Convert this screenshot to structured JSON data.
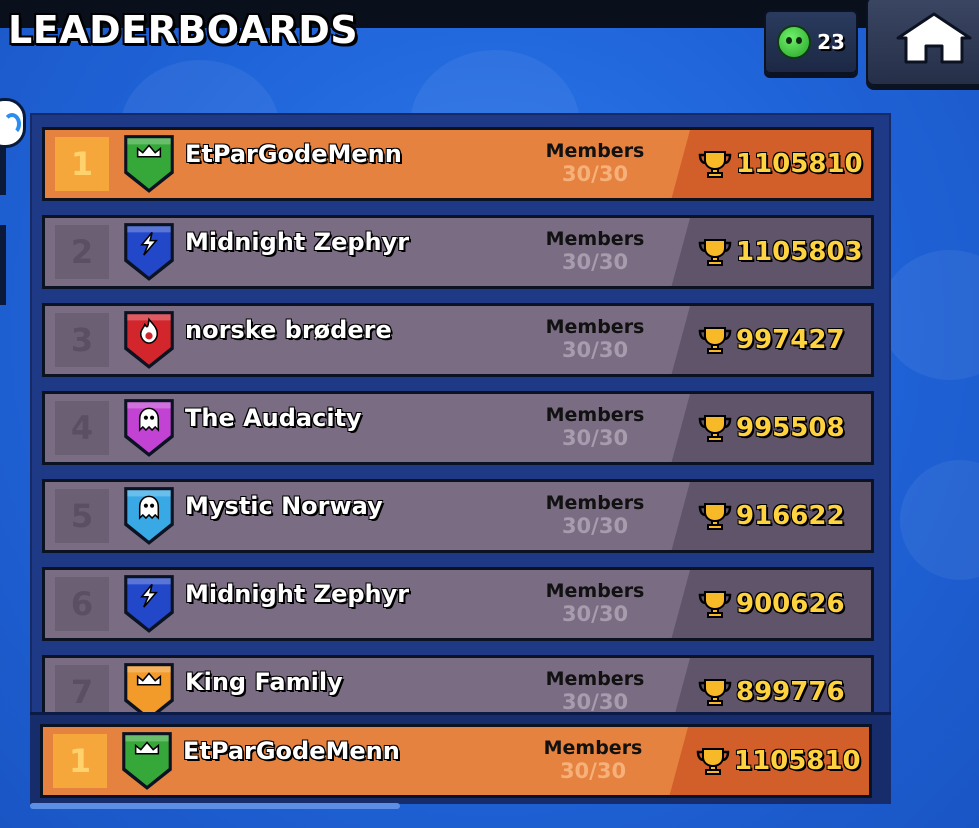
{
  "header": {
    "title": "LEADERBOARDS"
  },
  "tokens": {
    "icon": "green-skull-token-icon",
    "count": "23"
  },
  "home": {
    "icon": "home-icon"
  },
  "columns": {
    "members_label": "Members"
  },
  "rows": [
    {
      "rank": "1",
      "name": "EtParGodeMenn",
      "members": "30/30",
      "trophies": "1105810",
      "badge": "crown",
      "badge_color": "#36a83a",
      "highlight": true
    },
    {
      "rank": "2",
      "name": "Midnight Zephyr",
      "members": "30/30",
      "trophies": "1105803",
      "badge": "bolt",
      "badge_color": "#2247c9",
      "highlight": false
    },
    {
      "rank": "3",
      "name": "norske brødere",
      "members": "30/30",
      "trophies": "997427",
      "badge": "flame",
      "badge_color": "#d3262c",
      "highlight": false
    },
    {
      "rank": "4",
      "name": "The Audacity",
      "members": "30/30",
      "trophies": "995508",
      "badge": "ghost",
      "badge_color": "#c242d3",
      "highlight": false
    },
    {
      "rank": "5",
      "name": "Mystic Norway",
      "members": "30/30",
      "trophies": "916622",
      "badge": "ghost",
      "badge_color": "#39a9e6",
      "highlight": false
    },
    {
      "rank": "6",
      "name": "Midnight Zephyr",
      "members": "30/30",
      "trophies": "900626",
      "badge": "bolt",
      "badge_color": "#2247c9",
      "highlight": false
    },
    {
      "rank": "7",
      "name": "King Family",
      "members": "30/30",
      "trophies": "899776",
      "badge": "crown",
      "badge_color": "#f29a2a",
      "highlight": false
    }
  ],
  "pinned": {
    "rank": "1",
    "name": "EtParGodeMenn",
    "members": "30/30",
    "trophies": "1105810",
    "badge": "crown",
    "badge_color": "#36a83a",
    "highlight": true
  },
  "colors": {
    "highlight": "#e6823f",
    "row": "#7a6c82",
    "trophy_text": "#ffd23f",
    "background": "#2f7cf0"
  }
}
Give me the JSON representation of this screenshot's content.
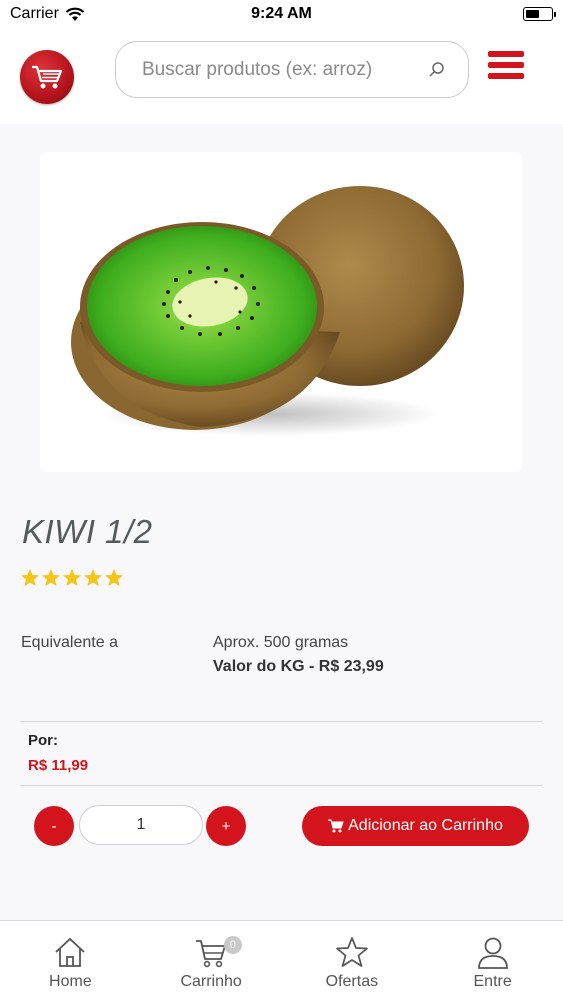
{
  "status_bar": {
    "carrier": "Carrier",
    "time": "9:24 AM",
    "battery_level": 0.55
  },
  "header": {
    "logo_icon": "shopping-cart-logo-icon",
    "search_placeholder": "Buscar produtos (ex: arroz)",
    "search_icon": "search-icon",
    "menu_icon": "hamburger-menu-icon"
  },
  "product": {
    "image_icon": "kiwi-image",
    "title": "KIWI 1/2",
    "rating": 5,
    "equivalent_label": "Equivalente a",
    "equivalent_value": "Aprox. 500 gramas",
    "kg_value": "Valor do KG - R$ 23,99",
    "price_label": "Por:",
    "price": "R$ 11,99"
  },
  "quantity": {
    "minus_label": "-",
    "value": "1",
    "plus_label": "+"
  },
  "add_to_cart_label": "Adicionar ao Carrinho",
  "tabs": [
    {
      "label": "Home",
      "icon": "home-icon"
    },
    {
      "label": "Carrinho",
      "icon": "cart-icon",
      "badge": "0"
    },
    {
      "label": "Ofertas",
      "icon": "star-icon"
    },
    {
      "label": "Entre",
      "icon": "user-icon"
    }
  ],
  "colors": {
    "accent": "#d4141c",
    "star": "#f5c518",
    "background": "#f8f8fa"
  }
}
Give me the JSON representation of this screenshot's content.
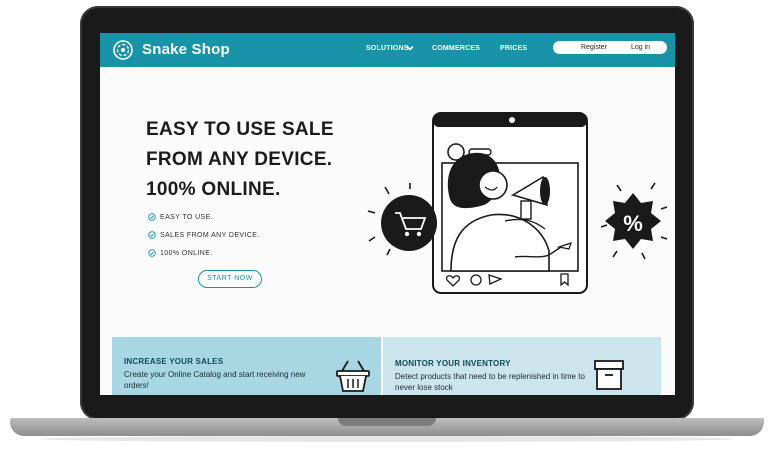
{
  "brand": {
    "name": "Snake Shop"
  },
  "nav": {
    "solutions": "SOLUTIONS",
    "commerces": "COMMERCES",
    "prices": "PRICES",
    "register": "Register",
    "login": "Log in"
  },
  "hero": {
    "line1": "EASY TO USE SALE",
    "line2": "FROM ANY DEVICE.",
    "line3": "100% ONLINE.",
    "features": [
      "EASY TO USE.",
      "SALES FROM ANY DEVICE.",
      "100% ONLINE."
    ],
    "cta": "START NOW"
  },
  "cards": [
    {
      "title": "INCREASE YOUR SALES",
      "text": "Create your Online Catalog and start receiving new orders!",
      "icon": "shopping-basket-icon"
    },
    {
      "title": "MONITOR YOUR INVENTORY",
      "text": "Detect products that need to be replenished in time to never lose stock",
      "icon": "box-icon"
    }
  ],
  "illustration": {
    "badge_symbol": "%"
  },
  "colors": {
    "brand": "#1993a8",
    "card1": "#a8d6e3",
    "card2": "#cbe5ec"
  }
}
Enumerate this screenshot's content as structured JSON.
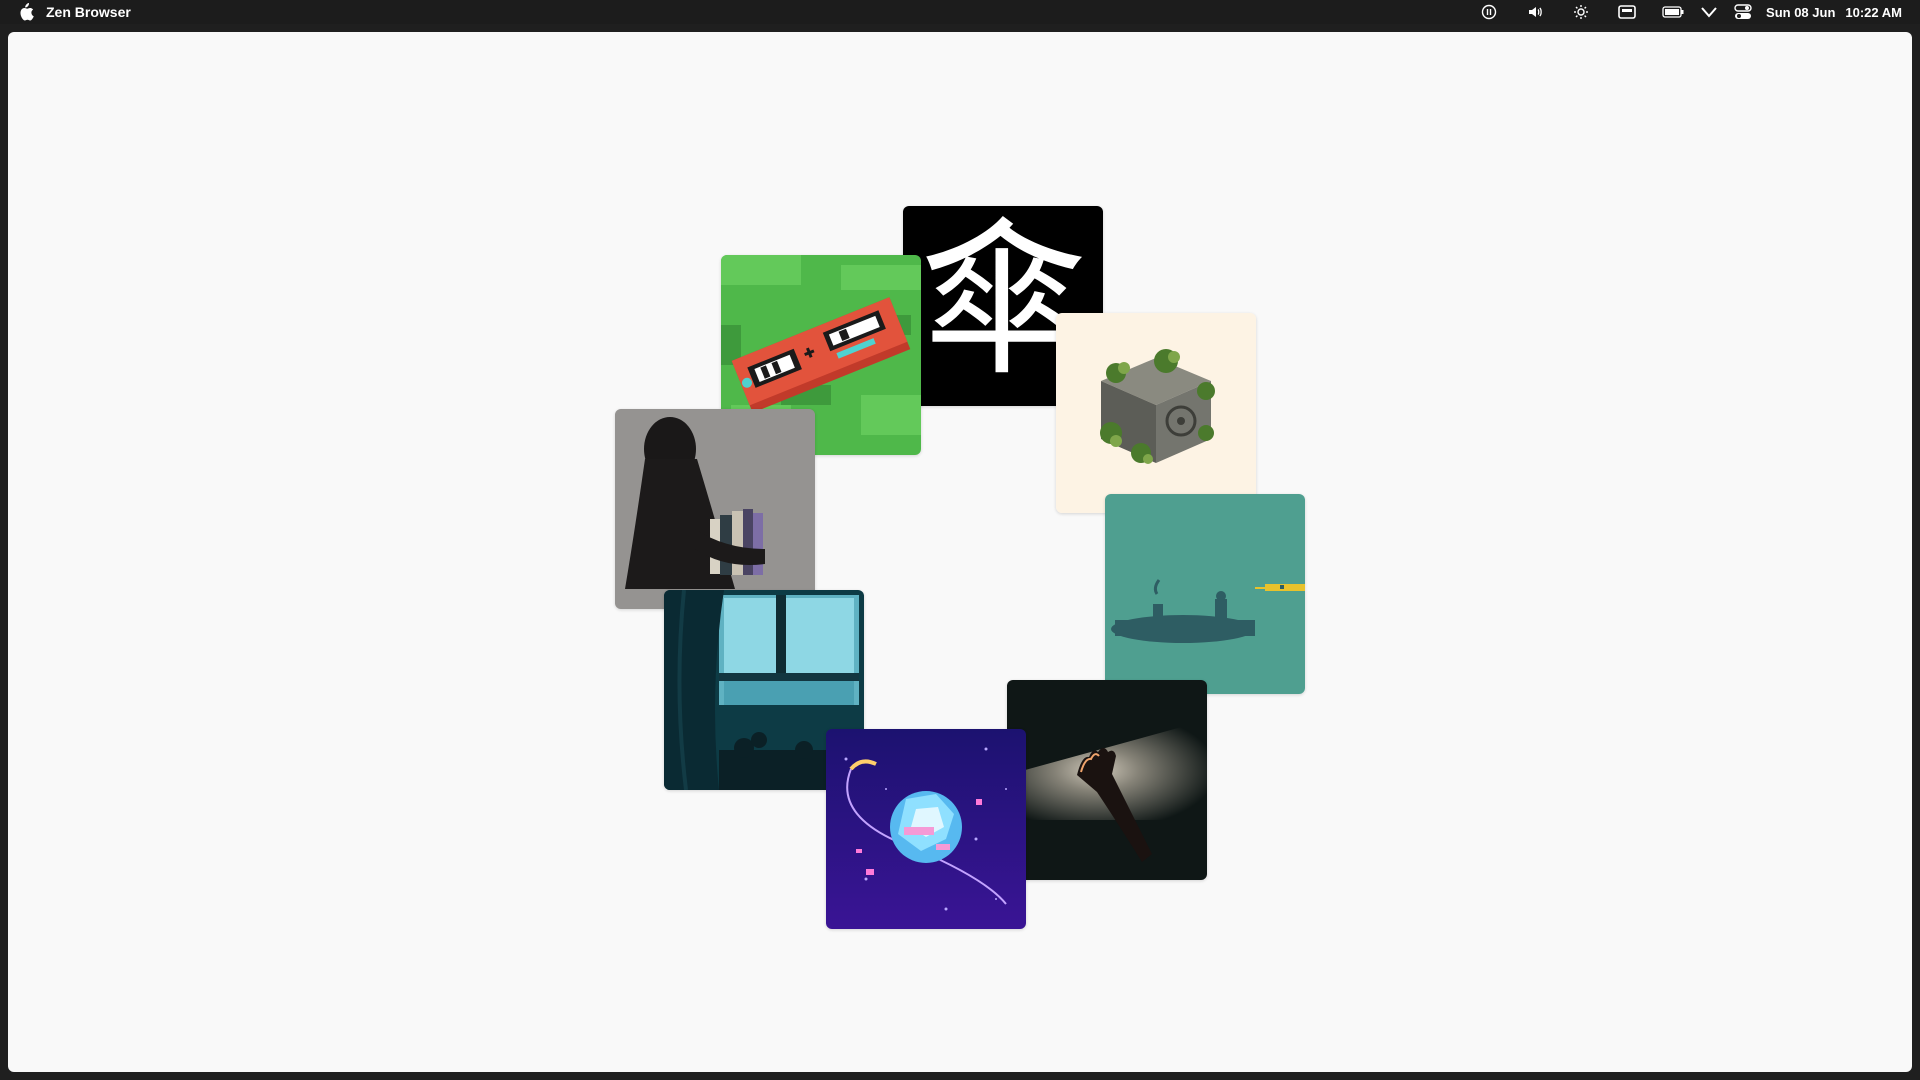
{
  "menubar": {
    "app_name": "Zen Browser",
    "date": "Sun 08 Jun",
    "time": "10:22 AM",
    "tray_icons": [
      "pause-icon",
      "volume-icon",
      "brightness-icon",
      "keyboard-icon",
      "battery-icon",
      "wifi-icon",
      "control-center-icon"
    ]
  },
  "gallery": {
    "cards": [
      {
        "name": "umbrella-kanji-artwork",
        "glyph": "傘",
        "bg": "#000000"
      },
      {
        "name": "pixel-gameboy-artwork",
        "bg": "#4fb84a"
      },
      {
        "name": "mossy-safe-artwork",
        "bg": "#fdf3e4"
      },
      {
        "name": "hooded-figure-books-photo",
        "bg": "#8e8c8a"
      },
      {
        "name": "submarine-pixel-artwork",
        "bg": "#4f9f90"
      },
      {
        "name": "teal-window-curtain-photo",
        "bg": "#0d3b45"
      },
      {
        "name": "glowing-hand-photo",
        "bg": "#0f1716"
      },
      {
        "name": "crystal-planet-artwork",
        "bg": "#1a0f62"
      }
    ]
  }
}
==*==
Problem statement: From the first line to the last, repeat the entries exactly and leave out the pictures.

Result of this exercise:
Convert this screenshot to structured JSON data.
{
  "header": {
    "title": "LEADERBOARDS"
  },
  "tokens": {
    "icon": "green-skull-token-icon",
    "count": "23"
  },
  "home": {
    "icon": "home-icon"
  },
  "columns": {
    "members_label": "Members"
  },
  "rows": [
    {
      "rank": "1",
      "name": "EtParGodeMenn",
      "members": "30/30",
      "trophies": "1105810",
      "badge": "crown",
      "badge_color": "#36a83a",
      "highlight": true
    },
    {
      "rank": "2",
      "name": "Midnight Zephyr",
      "members": "30/30",
      "trophies": "1105803",
      "badge": "bolt",
      "badge_color": "#2247c9",
      "highlight": false
    },
    {
      "rank": "3",
      "name": "norske brødere",
      "members": "30/30",
      "trophies": "997427",
      "badge": "flame",
      "badge_color": "#d3262c",
      "highlight": false
    },
    {
      "rank": "4",
      "name": "The Audacity",
      "members": "30/30",
      "trophies": "995508",
      "badge": "ghost",
      "badge_color": "#c242d3",
      "highlight": false
    },
    {
      "rank": "5",
      "name": "Mystic Norway",
      "members": "30/30",
      "trophies": "916622",
      "badge": "ghost",
      "badge_color": "#39a9e6",
      "highlight": false
    },
    {
      "rank": "6",
      "name": "Midnight Zephyr",
      "members": "30/30",
      "trophies": "900626",
      "badge": "bolt",
      "badge_color": "#2247c9",
      "highlight": false
    },
    {
      "rank": "7",
      "name": "King Family",
      "members": "30/30",
      "trophies": "899776",
      "badge": "crown",
      "badge_color": "#f29a2a",
      "highlight": false
    }
  ],
  "pinned": {
    "rank": "1",
    "name": "EtParGodeMenn",
    "members": "30/30",
    "trophies": "1105810",
    "badge": "crown",
    "badge_color": "#36a83a",
    "highlight": true
  },
  "colors": {
    "highlight": "#e6823f",
    "row": "#7a6c82",
    "trophy_text": "#ffd23f",
    "background": "#2f7cf0"
  }
}
Give me the JSON representation of this screenshot's content.
{
  "status_bar": {
    "carrier": "Carrier",
    "time": "9:24 AM",
    "battery_level": 0.55
  },
  "header": {
    "logo_icon": "shopping-cart-logo-icon",
    "search_placeholder": "Buscar produtos (ex: arroz)",
    "search_icon": "search-icon",
    "menu_icon": "hamburger-menu-icon"
  },
  "product": {
    "image_icon": "kiwi-image",
    "title": "KIWI 1/2",
    "rating": 5,
    "equivalent_label": "Equivalente a",
    "equivalent_value": "Aprox. 500 gramas",
    "kg_value": "Valor do KG - R$ 23,99",
    "price_label": "Por:",
    "price": "R$ 11,99"
  },
  "quantity": {
    "minus_label": "-",
    "value": "1",
    "plus_label": "+"
  },
  "add_to_cart_label": "Adicionar ao Carrinho",
  "tabs": [
    {
      "label": "Home",
      "icon": "home-icon"
    },
    {
      "label": "Carrinho",
      "icon": "cart-icon",
      "badge": "0"
    },
    {
      "label": "Ofertas",
      "icon": "star-icon"
    },
    {
      "label": "Entre",
      "icon": "user-icon"
    }
  ],
  "colors": {
    "accent": "#d4141c",
    "star": "#f5c518",
    "background": "#f8f8fa"
  }
}
Give me the JSON representation of this screenshot's content.
{
  "brand": {
    "name": "Snake Shop"
  },
  "nav": {
    "solutions": "SOLUTIONS",
    "commerces": "COMMERCES",
    "prices": "PRICES",
    "register": "Register",
    "login": "Log in"
  },
  "hero": {
    "line1": "EASY TO USE SALE",
    "line2": "FROM ANY DEVICE.",
    "line3": "100% ONLINE.",
    "features": [
      "EASY TO USE.",
      "SALES FROM ANY DEVICE.",
      "100% ONLINE."
    ],
    "cta": "START NOW"
  },
  "cards": [
    {
      "title": "INCREASE YOUR SALES",
      "text": "Create your Online Catalog and start receiving new orders!",
      "icon": "shopping-basket-icon"
    },
    {
      "title": "MONITOR YOUR INVENTORY",
      "text": "Detect products that need to be replenished in time to never lose stock",
      "icon": "box-icon"
    }
  ],
  "illustration": {
    "badge_symbol": "%"
  },
  "colors": {
    "brand": "#1993a8",
    "card1": "#a8d6e3",
    "card2": "#cbe5ec"
  }
}
Enumerate this screenshot's content as structured JSON.
{
  "menubar": {
    "app_name": "Zen Browser",
    "date": "Sun 08 Jun",
    "time": "10:22 AM",
    "tray_icons": [
      "pause-icon",
      "volume-icon",
      "brightness-icon",
      "keyboard-icon",
      "battery-icon",
      "wifi-icon",
      "control-center-icon"
    ]
  },
  "gallery": {
    "cards": [
      {
        "name": "umbrella-kanji-artwork",
        "glyph": "傘",
        "bg": "#000000"
      },
      {
        "name": "pixel-gameboy-artwork",
        "bg": "#4fb84a"
      },
      {
        "name": "mossy-safe-artwork",
        "bg": "#fdf3e4"
      },
      {
        "name": "hooded-figure-books-photo",
        "bg": "#8e8c8a"
      },
      {
        "name": "submarine-pixel-artwork",
        "bg": "#4f9f90"
      },
      {
        "name": "teal-window-curtain-photo",
        "bg": "#0d3b45"
      },
      {
        "name": "glowing-hand-photo",
        "bg": "#0f1716"
      },
      {
        "name": "crystal-planet-artwork",
        "bg": "#1a0f62"
      }
    ]
  }
}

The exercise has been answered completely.